• Description of the task
Every line of the entries below that carries the string "fpnl" should be copied.

• Available data
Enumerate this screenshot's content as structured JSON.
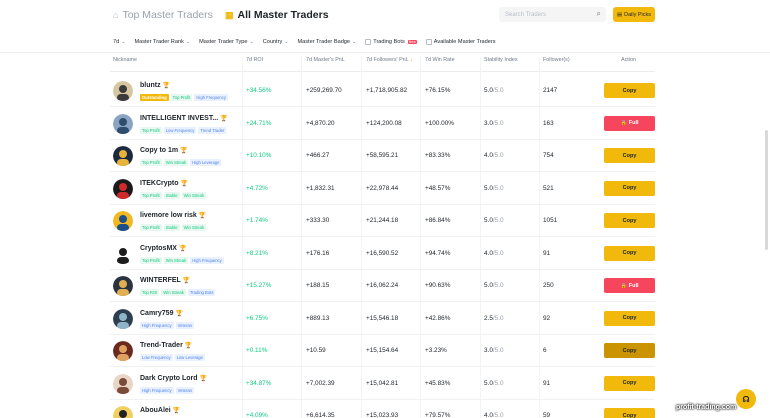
{
  "header": {
    "tab_top": "Top Master Traders",
    "tab_all": "All Master Traders",
    "search_placeholder": "Search Traders",
    "daily_picks": "Daily Picks"
  },
  "filters": {
    "period": "7d",
    "rank": "Master Trader Rank",
    "type": "Master Trader Type",
    "country": "Country",
    "badge": "Master Trader Badge",
    "bots": "Trading Bots",
    "new_badge": "New",
    "available": "Available Master Traders"
  },
  "columns": {
    "nickname": "Nickname",
    "roi": "7d ROI",
    "pnl": "7d Master's PnL",
    "fpnl": "7d Followers' PnL",
    "win": "7d Win Rate",
    "stability": "Stability Index",
    "followers": "Follower(s)",
    "action": "Action"
  },
  "colors": {
    "accent": "#f0b90b",
    "positive": "#0ecb81",
    "danger": "#f6465d"
  },
  "traders": [
    {
      "name": "bluntz",
      "medal": "gold",
      "tags": [
        {
          "t": "Outstanding",
          "c": "orange"
        },
        {
          "t": "Top Profit",
          "c": "green"
        },
        {
          "t": "High Frequency",
          "c": "blue"
        }
      ],
      "roi": "+34.56%",
      "pnl": "+259,269.70",
      "fpnl": "+1,718,905.82",
      "win": "+76.15%",
      "stab": "5.0",
      "stab_max": "/5.0",
      "followers": "2147",
      "action": "Copy",
      "action_type": "copy"
    },
    {
      "name": "INTELLIGENT INVEST...",
      "medal": "bronze",
      "tags": [
        {
          "t": "Top Profit",
          "c": "green"
        },
        {
          "t": "Low Frequency",
          "c": "blue"
        },
        {
          "t": "Trend Trader",
          "c": "blue"
        }
      ],
      "roi": "+24.71%",
      "pnl": "+4,870.20",
      "fpnl": "+124,200.08",
      "win": "+100.00%",
      "stab": "3.0",
      "stab_max": "/5.0",
      "followers": "163",
      "action": "Full",
      "action_type": "full"
    },
    {
      "name": "Copy to 1m",
      "medal": "silver",
      "tags": [
        {
          "t": "Top Profit",
          "c": "green"
        },
        {
          "t": "Win Streak",
          "c": "green"
        },
        {
          "t": "High Leverage",
          "c": "blue"
        }
      ],
      "roi": "+10.10%",
      "pnl": "+466.27",
      "fpnl": "+58,595.21",
      "win": "+83.33%",
      "stab": "4.0",
      "stab_max": "/5.0",
      "followers": "754",
      "action": "Copy",
      "action_type": "copy"
    },
    {
      "name": "ITEKCrypto",
      "medal": "gold",
      "tags": [
        {
          "t": "Top Profit",
          "c": "green"
        },
        {
          "t": "Stable",
          "c": "green"
        },
        {
          "t": "Win Streak",
          "c": "green"
        }
      ],
      "roi": "+4.72%",
      "pnl": "+1,832.31",
      "fpnl": "+22,978.44",
      "win": "+48.57%",
      "stab": "5.0",
      "stab_max": "/5.0",
      "followers": "521",
      "action": "Copy",
      "action_type": "copy"
    },
    {
      "name": "livemore low risk",
      "medal": "gold",
      "tags": [
        {
          "t": "Top Profit",
          "c": "green"
        },
        {
          "t": "Stable",
          "c": "green"
        },
        {
          "t": "Win Streak",
          "c": "green"
        }
      ],
      "roi": "+1.74%",
      "pnl": "+333.30",
      "fpnl": "+21,244.18",
      "win": "+86.84%",
      "stab": "5.0",
      "stab_max": "/5.0",
      "followers": "1051",
      "action": "Copy",
      "action_type": "copy"
    },
    {
      "name": "CryptosMX",
      "medal": "silver",
      "tags": [
        {
          "t": "Top Profit",
          "c": "green"
        },
        {
          "t": "Win Streak",
          "c": "green"
        },
        {
          "t": "High Frequency",
          "c": "blue"
        }
      ],
      "roi": "+8.21%",
      "pnl": "+176.16",
      "fpnl": "+16,590.52",
      "win": "+94.74%",
      "stab": "4.0",
      "stab_max": "/5.0",
      "followers": "91",
      "action": "Copy",
      "action_type": "copy"
    },
    {
      "name": "WINTERFEL",
      "medal": "bronze",
      "tags": [
        {
          "t": "Top ROI",
          "c": "green"
        },
        {
          "t": "Win Streak",
          "c": "green"
        },
        {
          "t": "Trading Bots",
          "c": "blue"
        }
      ],
      "roi": "+15.27%",
      "pnl": "+188.15",
      "fpnl": "+16,062.24",
      "win": "+90.63%",
      "stab": "5.0",
      "stab_max": "/5.0",
      "followers": "250",
      "action": "Full",
      "action_type": "full"
    },
    {
      "name": "Camry759",
      "medal": "bronze",
      "tags": [
        {
          "t": "High Frequency",
          "c": "blue"
        },
        {
          "t": "Veteran",
          "c": "blue"
        }
      ],
      "roi": "+6.75%",
      "pnl": "+889.13",
      "fpnl": "+15,546.18",
      "win": "+42.86%",
      "stab": "2.5",
      "stab_max": "/5.0",
      "followers": "92",
      "action": "Copy",
      "action_type": "copy"
    },
    {
      "name": "Trend-Trader",
      "medal": "bronze",
      "tags": [
        {
          "t": "Low Frequency",
          "c": "blue"
        },
        {
          "t": "Low Leverage",
          "c": "blue"
        }
      ],
      "roi": "+0.11%",
      "pnl": "+10.59",
      "fpnl": "+15,154.64",
      "win": "+3.23%",
      "stab": "3.0",
      "stab_max": "/5.0",
      "followers": "6",
      "action": "Copy",
      "action_type": "hover"
    },
    {
      "name": "Dark Crypto Lord",
      "medal": "gold",
      "tags": [
        {
          "t": "High Frequency",
          "c": "blue"
        },
        {
          "t": "Veteran",
          "c": "blue"
        }
      ],
      "roi": "+34.87%",
      "pnl": "+7,002.39",
      "fpnl": "+15,042.81",
      "win": "+45.83%",
      "stab": "5.0",
      "stab_max": "/5.0",
      "followers": "91",
      "action": "Copy",
      "action_type": "copy"
    },
    {
      "name": "AbouAlei",
      "medal": "gold",
      "tags": [],
      "roi": "+4.09%",
      "pnl": "+6,614.35",
      "fpnl": "+15,023.93",
      "win": "+79.57%",
      "stab": "4.0",
      "stab_max": "/5.0",
      "followers": "59",
      "action": "Copy",
      "action_type": "copy"
    }
  ],
  "watermark": "profit-trading.com"
}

• Response to this task
    "fpnl": "7d Followers' PnL",
      "fpnl": "+1,718,905.82",
      "fpnl": "+124,200.08",
      "fpnl": "+58,595.21",
      "fpnl": "+22,978.44",
      "fpnl": "+21,244.18",
      "fpnl": "+16,590.52",
      "fpnl": "+16,062.24",
      "fpnl": "+15,546.18",
      "fpnl": "+15,154.64",
      "fpnl": "+15,042.81",
      "fpnl": "+15,023.93",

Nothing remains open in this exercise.